Please enter your email address to reset your password. An email will be sent with instructions to create a new password. If you do not receive an email, please check your spam folder.
Don't have an account?
Are you a subscriber but don’t have an online account?
Register for full online access.
Would you like to receive email from Hanley Wood Media’s family of brands and partners?*
Note to existing JLC Subscribers:
If you choose to use your Social Network, please ensure that the email address associated with your Social Network matches the email associated with your JLC Subscription.
Thank you for creating your JLC Online account! Your JLC subscription purchase has begun in a new window.
If you see this message, make sure your popup blockers are disabled and click here to relaunch the subscription window.
Congratulations! Please check your e-mail for confirmation to gain full access to JLC Online's free features.
Please create a nickname to post in the forums.
Someone posted a question on JLC’s estimating forum recently about using standard assemblies to reduce the amount of time it takes to estimate. He wanted to know how to develop the assemblies and how detailed they ought to be.
Insurance work may look like a gravy train of good-paying remodeling jobs, but there's a lot more to it. An adjuster-turned-restoration specialist explains the ropes.
I recently asked the participants in jlconline's Estimating and Takeoff forum what part of the estimating process was most difficult for them. The nearly unanimous answer was "estimating labor costs."
A simple spreadsheet is the backbone of this estimating method, but the daily job log provides the critical labor data to ensure accurate, profitable bids.
As moderator of the estimating forum at jlconline.com, I'm often asked if cost books are a reliable way to get cost figures to use for estimating. There are many cost books available, updated yearly, by RS Means, Craftsman, BNI, Saylor's, HomeTech, and others.
Estimating from incomplete drawings
Healing your inner underestimator
Forget material markups: This method, successfully practiced for 20 years by an Iowa remodeler, assigns overhead and profit expense to billed time on the job.
A time card can improve the accuracy of your estimates, cut worker’s comp costs, and increase your profit.
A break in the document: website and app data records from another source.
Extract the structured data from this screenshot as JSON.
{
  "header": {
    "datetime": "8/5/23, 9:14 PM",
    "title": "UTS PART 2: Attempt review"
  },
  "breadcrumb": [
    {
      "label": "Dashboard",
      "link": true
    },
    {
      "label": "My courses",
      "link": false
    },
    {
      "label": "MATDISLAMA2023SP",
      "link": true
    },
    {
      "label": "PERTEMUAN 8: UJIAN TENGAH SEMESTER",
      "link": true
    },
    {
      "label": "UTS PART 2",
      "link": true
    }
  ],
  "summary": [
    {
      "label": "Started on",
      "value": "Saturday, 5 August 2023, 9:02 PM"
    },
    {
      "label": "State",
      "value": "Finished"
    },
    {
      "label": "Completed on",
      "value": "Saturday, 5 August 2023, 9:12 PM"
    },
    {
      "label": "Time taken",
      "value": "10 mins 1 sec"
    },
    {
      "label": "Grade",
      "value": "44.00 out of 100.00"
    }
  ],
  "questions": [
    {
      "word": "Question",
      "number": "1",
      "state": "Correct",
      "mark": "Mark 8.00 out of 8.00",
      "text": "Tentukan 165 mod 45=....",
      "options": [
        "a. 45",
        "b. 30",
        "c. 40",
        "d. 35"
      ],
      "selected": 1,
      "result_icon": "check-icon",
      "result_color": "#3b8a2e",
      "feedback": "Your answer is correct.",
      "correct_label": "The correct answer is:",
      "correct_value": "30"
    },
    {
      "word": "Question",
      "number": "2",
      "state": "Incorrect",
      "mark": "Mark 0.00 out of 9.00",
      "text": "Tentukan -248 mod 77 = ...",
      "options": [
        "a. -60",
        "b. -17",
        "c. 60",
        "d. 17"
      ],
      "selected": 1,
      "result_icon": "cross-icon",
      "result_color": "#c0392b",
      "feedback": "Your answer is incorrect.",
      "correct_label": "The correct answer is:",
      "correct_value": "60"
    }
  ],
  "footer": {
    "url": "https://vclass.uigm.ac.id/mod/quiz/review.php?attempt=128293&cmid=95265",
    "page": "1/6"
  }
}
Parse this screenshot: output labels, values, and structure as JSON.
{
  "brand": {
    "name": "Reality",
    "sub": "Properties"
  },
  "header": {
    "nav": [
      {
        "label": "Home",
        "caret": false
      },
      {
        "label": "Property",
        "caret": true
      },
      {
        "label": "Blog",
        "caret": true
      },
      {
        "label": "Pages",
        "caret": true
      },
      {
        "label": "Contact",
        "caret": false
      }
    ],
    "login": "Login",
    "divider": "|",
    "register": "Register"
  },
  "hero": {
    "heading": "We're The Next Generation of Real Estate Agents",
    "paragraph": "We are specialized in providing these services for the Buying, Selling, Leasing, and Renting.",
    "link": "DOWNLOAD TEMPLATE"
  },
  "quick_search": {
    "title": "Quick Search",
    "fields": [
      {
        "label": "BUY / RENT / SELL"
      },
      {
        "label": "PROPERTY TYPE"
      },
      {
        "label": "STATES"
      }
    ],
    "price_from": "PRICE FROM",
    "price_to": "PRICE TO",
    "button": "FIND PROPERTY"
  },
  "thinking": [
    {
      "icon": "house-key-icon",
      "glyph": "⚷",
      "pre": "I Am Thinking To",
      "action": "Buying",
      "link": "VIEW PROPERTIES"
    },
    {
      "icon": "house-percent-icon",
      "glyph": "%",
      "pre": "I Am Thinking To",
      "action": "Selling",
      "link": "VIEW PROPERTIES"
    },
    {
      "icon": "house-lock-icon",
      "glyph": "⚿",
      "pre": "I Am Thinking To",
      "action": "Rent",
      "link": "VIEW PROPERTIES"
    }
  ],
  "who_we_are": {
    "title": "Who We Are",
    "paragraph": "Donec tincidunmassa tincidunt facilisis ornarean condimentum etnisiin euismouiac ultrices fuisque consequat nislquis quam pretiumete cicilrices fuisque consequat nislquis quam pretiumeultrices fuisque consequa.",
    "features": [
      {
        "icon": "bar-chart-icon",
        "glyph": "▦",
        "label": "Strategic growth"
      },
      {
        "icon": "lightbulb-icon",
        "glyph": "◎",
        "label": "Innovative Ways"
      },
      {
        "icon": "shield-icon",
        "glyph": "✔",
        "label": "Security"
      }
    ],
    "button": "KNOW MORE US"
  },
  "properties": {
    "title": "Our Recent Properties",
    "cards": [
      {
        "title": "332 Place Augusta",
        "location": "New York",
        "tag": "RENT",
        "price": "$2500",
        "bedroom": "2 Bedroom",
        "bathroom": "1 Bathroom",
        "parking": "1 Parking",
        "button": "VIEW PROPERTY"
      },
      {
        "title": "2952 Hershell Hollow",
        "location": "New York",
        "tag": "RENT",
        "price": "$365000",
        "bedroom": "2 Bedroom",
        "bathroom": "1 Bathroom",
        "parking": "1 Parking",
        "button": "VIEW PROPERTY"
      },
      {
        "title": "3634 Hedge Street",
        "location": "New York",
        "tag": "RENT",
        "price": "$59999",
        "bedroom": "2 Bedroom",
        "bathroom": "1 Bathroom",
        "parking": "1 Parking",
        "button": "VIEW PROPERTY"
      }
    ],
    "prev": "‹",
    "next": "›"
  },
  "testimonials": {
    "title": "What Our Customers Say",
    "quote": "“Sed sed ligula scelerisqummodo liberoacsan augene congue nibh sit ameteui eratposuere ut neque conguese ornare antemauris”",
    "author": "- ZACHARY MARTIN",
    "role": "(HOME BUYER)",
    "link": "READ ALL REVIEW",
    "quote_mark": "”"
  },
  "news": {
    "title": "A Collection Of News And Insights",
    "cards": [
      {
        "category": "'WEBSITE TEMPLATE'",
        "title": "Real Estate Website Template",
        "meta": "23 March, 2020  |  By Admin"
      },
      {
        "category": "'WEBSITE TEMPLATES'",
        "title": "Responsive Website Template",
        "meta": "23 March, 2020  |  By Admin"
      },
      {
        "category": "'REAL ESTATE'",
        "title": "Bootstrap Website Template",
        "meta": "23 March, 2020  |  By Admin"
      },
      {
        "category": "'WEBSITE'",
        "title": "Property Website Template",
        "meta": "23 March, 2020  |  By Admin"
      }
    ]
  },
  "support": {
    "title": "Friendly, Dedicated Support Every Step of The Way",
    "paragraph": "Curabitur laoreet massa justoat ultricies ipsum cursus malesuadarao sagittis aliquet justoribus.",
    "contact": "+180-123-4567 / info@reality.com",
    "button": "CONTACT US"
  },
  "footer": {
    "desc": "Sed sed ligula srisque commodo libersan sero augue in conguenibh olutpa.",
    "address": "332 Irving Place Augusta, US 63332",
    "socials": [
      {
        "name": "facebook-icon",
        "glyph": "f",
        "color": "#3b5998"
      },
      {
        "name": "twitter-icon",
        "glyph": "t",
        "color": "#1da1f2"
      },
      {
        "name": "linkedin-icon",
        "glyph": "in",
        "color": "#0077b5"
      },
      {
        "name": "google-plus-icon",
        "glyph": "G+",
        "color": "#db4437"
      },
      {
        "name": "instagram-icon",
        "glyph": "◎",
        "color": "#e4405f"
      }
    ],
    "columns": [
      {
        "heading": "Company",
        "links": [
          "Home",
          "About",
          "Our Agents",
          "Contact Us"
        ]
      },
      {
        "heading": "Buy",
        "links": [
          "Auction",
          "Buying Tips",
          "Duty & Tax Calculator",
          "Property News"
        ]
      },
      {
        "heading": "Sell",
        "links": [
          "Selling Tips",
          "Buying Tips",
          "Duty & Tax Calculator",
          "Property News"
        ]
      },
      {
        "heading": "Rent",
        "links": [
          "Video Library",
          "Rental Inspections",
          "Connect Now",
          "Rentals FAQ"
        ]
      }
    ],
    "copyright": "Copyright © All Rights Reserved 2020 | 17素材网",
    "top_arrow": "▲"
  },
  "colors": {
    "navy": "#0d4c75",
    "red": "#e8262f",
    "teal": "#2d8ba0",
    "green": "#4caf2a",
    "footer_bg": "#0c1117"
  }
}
A custom builder shares his system.
Making your bid stand out
2015 Hanley Wood Media, Inc. All rights reserved.